I was struck by a brief conversation with a colleague, Andrea Kourafakas, who had spent 10 years as Director of HR at Envirotrak. She was leaving for another job - which wasn't the surprising part.
What was surprising was that the CEO sent an email letting staff know Andrea was leaving and how valuable and instrumental she had been in growing the business. When telling this story, she was still amazed to learn about the positive impact she had and how valued she truly was.
Her manager was a stoic, man of few words type and she had no idea he thought so highly of her contributions. Andrea said, "Had I known I probably would have stayed."
Employees value feedback
People want to know two things: "What is expected of me?" and "how am I doing against these expectations?" As a manager, do the most valued employees know how much you appreciate their contributions? Are there blind spots relating to what they do well and should be aware of? On the flipside, when an employee's behavior is off-target, have they been redirected?
While most managers think they are having conversations about performance, the truth usually falls short. Communication typically centers on projects, status updates, issues, etc. There is a place for these conversations which are commonly referred to as one-on-ones. At a minimum, monthly one-on-ones should be scheduled and include conversation about expectations and how the employee is performing.
According to the 2013 Mercer Performance Management Survey, only 6% of managers are skilled at having candid conversations about performance. Managers want to do the right thing but often struggle with where to start. Employees want to know what is expected, where they stand and have opportunities to learn and grow.
Unfortunately, there's a 94% chance you'll be working for a manager who lacks the ability to provide this information on a regular basis.

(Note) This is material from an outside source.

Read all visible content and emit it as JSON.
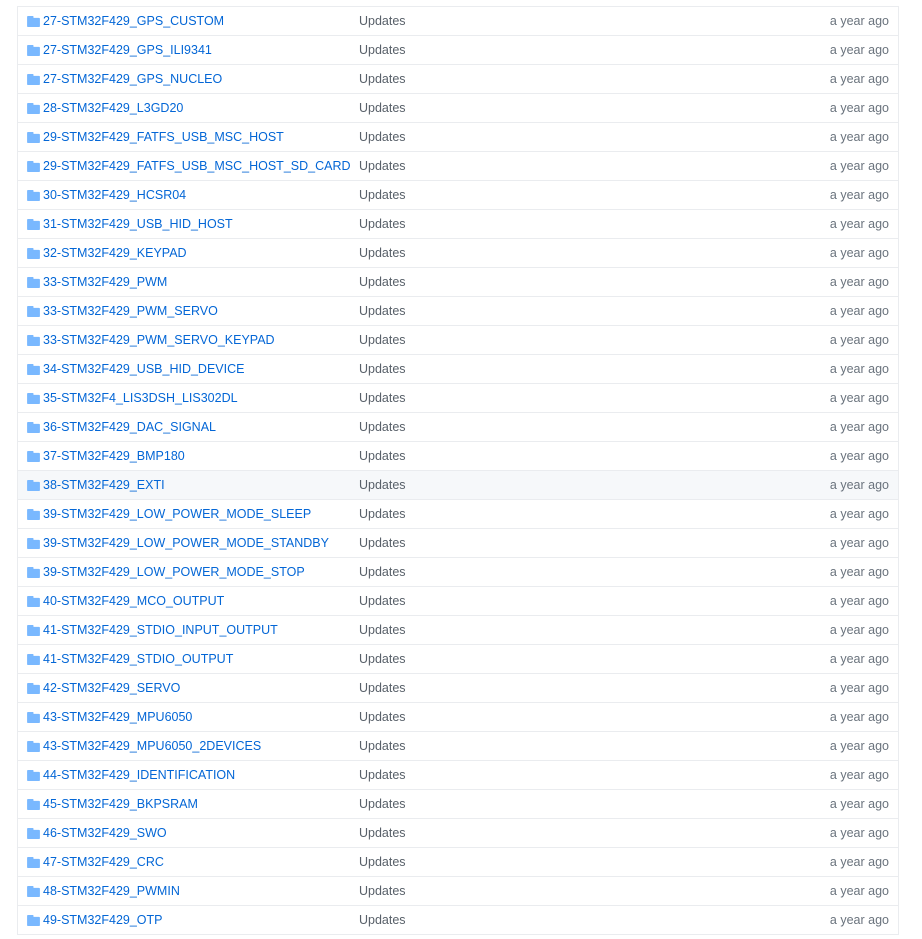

The good news is there is something you can do to change this dynamic.
Why some managers aren't giving employees feedback
First let's look at some of the reasons managers hold off on giving performance feedback:
- Drowning in their day-to-day workload and unable to provide guidance.
- Has not been trained to provide feedback (sometimes these skills do not come naturally, but they can be learned).
- Takes a hands-off approach to high performers assuming they're "all-set."
- Has yet to make the transition from individual contributor to a manager of people.
- Waits for performance review time to fill employees in on how they're doing.
- Has an "I'll do it all" attitude versus helping others to learn, grow, and do for themselves.
- Is too nice and thinks that holding back feedback is the best option.
- The area for growth relates to a hard to quantify and discuss behavior.
Next, we must accept the inevitable: There's only a 6% chance that the managers throughout your career will provide you with candid feedback about your performance on their own. We can talk all day and protest, "But this is the manager's job!" however that's no way to take charge of developing your performance and potential. Instead, let's accept the fact that for a myriad of reasons managers cannot be solely responsible for providing the critical insights we need to grow and learn.
Getting feedback from other sources
The bright spot: Managers represent just one source of information. Key work relationships are another source. Here are some tips on how to get feedback from others to help you grow:
You Work Closely With are Sources for Insight
Team members, those we work with on a daily basis, know the most about our contributions to making the team successful. They are in a position to give meaningful feedback. Others (including peers, managers, direct reports, internal customers, etc.) can also provide us with valuable insight.
Ask the Right Questions
Learn how to ask powerful questions of managers, colleagues, and customers that provide you with insightful, actionable responses. Taking advantage of everyday work interactions offers the best opportunities for on-the-spot insights.
Think about the people that depend upon your work - this includes your manager. Do you understand what is working and should continue and what you could do to provide more support? To find out ask these questions:
1. What's one thing I'm doing to support you that is working and I should continue with?
2. What's one way I could support you more?
3. What's one way we could work better together?
Open-up To New Insights
Asking about the "one thing" that is working and "one way" to provide even more support or work better with someone is a quick and effective way to access information that can help us learn and grow.
When Kathy Jameson asked her manager, "What are three things I'm doing well and should continue with?" and "What are three things I could do to be more effective?" his response was an enthusiastic, "Great questions."
It's not that managers aren't capable of giving feedback; it's more a matter of giving him or her opportunity to do so. And remember, your manager represents just one point of view - tap into your professional network of people who can help you learn and grow.